In my perspective, the supply chain law can yield long-term benefits by curbing violations and pollution, enhancing reputation, reducing costs, and expanding into new markets. Despite challenges such as expenses and complexity, Vietnamese companies should prepare to seize these opportunities, boosting Vietnam's economic attractiveness and resilience.
- In what ways can the Vietnamese economy capitalise on this act?
Prof. Dr. Andreas Stoffers: The act opens several avenues for Vietnamese companies to thrive.
Firstly, it underscores the importance of human rights and environmental due diligence. Ignoring these risks can damage reputation, legitimacy, and stakeholder loyalty, potentially leading to exclusion from supply chains. By embracing the provisions of the LkSG, Vietnamese firms can position themselves as pioneers in supply chain diversification, a strategy known as "China + 1." This is particularly relevant as Vietnam garners attention from global customers.
Secondly, this act ensures legal certainty and equal rules for all, including both German and Vietnamese entities. Currently, companies may hesitate to invest in monitoring labour, social, and environmental standards due to the reluctance of competitors. However, the LkSG obliges them to embrace these standards, reducing the practice of free-riding. While the obligations under the LkSG don't bind Vietnamese firms, they make sense from a risk management perspective.
Thirdly, this act yields developmental benefits for Vietnam. By adhering to social and environmental standards, companies can improve working conditions and worker income, contributing to economic growth.
Fourthly, local businesses can enhance their resilience.
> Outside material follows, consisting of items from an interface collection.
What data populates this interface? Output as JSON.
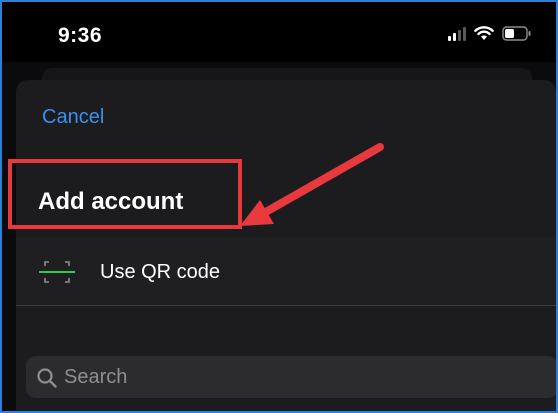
{
  "status_bar": {
    "time": "9:36",
    "icons": [
      "cellular-signal-icon",
      "wifi-icon",
      "battery-icon"
    ]
  },
  "sheet": {
    "cancel_label": "Cancel",
    "title": "Add account",
    "qr_option": {
      "icon": "qr-scan-icon",
      "label": "Use QR code"
    },
    "search": {
      "icon": "search-icon",
      "placeholder": "Search",
      "value": ""
    }
  },
  "annotation": {
    "color": "#e8393f",
    "arrow_icon": "arrow-icon",
    "highlight": "qr-option"
  },
  "colors": {
    "accent": "#3a8ff0",
    "qr_icon_accent": "#34c759",
    "sheet_background": "#1c1c1e",
    "frame_border": "#2f7fd6"
  }
}
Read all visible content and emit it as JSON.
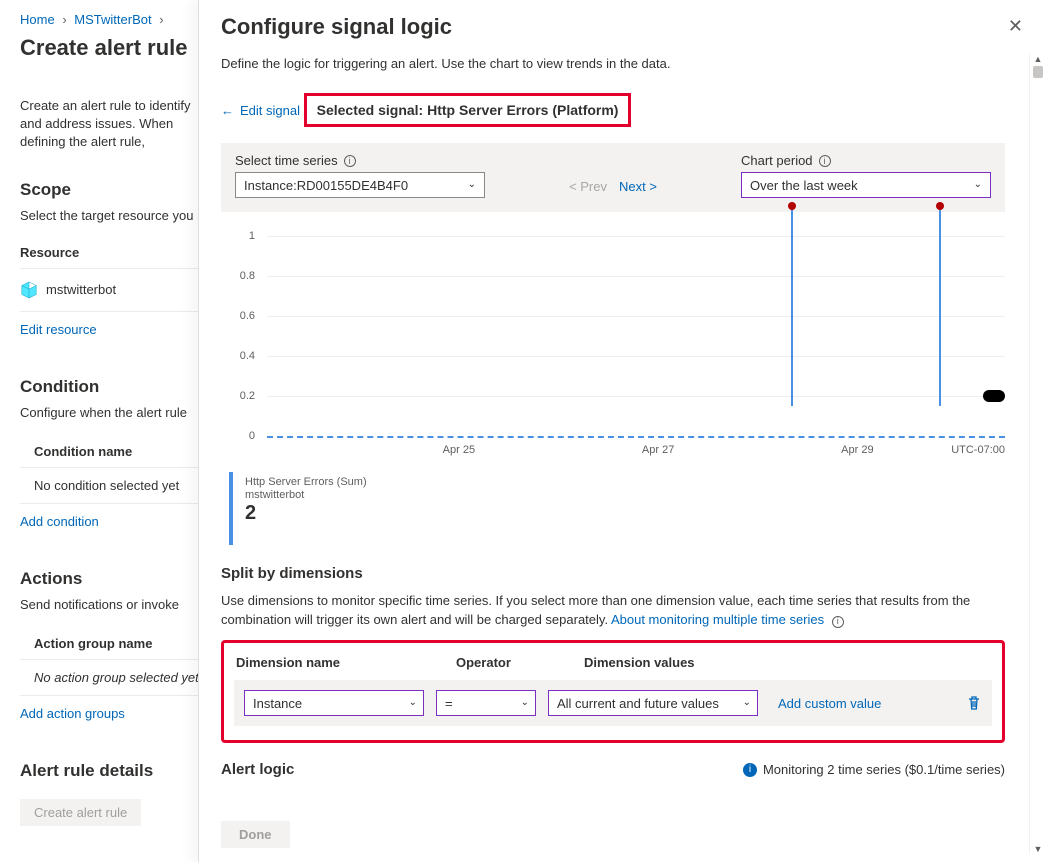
{
  "breadcrumb": {
    "home": "Home",
    "app": "MSTwitterBot"
  },
  "page": {
    "title": "Create alert rule",
    "desc": "Create an alert rule to identify and address issues. When defining the alert rule,",
    "scope": {
      "heading": "Scope",
      "sub": "Select the target resource you",
      "resource_label": "Resource",
      "resource_name": "mstwitterbot",
      "edit_link": "Edit resource"
    },
    "condition": {
      "heading": "Condition",
      "sub": "Configure when the alert rule",
      "name_label": "Condition name",
      "none": "No condition selected yet",
      "add_link": "Add condition"
    },
    "actions": {
      "heading": "Actions",
      "sub": "Send notifications or invoke",
      "group_label": "Action group name",
      "none": "No action group selected yet",
      "add_link": "Add action groups"
    },
    "details": {
      "heading": "Alert rule details"
    },
    "create_btn": "Create alert rule"
  },
  "panel": {
    "title": "Configure signal logic",
    "desc": "Define the logic for triggering an alert. Use the chart to view trends in the data.",
    "edit_signal": "Edit signal",
    "selected_signal": "Selected signal: Http Server Errors (Platform)",
    "toolbar": {
      "time_series_label": "Select time series",
      "time_series_value": "Instance:RD00155DE4B4F0",
      "prev": "< Prev",
      "next": "Next >",
      "chart_period_label": "Chart period",
      "chart_period_value": "Over the last week"
    },
    "legend": {
      "metric": "Http Server Errors (Sum)",
      "resource": "mstwitterbot",
      "value": "2"
    },
    "split": {
      "heading": "Split by dimensions",
      "desc": "Use dimensions to monitor specific time series. If you select more than one dimension value, each time series that results from the combination will trigger its own alert and will be charged separately.",
      "about_link": "About monitoring multiple time series",
      "col_name": "Dimension name",
      "col_op": "Operator",
      "col_vals": "Dimension values",
      "row": {
        "name": "Instance",
        "op": "=",
        "vals": "All current and future values",
        "add_custom": "Add custom value"
      }
    },
    "alert_logic": {
      "heading": "Alert logic",
      "monitoring": "Monitoring 2 time series ($0.1/time series)"
    },
    "done": "Done"
  },
  "chart_data": {
    "type": "line",
    "title": "",
    "ylim": [
      0,
      1
    ],
    "y_ticks": [
      0,
      0.2,
      0.4,
      0.6,
      0.8,
      1
    ],
    "x_ticks": [
      "Apr 25",
      "Apr 27",
      "Apr 29"
    ],
    "timezone": "UTC-07:00",
    "series": [
      {
        "name": "Http Server Errors (Sum)",
        "color": "#4a90e2",
        "x": [
          "Apr 23",
          "Apr 24",
          "Apr 25",
          "Apr 26",
          "Apr 27",
          "Apr 28",
          "Apr 28.5",
          "Apr 29",
          "Apr 29.7",
          "Apr 30"
        ],
        "values": [
          0,
          0,
          0,
          0,
          0,
          0,
          1,
          0,
          1,
          0
        ]
      }
    ],
    "sum": 2
  }
}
Recent Organisation for Economic Co-operation and Development (OECD) findings demonstrate that socially and environmentally responsible companies are better equipped to weather crises, fostering long-term benefits.
Lastly, Vietnamese enterprises can incubate their competitiveness by early adoption of supply chain law mandates. In the coming years, similar regulations will become more prevalent, especially in connection with the Sustainable Development Goals. Companies that prepare optimally will gain a competitive edge on the global stage and enhance their corporate reputation.
Vietnamese businesses should take into account the need for more frequent compliance checks from the buyer's perspective. Giving specific attention to the new terms within German companies' updated Codes of Conduct and the contractual agreements is crucial.
- What have you observed regarding businesses’ reactions to social and environmental standards requirements?
Lanh Huyen Nhu: I've had the privilege of engaging with numerous Vietnamese businesses through training sessions, on-site visits, and discussions on these topics.
My impression is that tier-1 companies generally exhibit a heightened awareness of compliance, with some actively seeking solutions to bolster their adherence, while a few rely solely on certifications for validation. In contrast, tier-2 and subsequent tiers often respond with phrases like, "Social responsibility and environmental protection? It's a great and meaningful topic, but we just can't manage it."
It's evident that businesses have diverse needs, influenced by factors such as their size, objectives, existing management systems as well as the volume of orders they currently handle. Some may need a fundamental shift in their mindset towards sustainable and responsible business practices, while others may benefit from technical support to integrate these criteria into their management systems.
Additionally, some may require financial assistance to elevate their standards to the desired level, possibly starting with securing stable orders. Companies from the Global North cannot expect that, despite low purchase prices, adequate wages will be paid, working hours will remain within legal limits, and labour and environmental standards will be adhered to./.
This article was also featured on Vietnam Investment Review on 11 October 2023.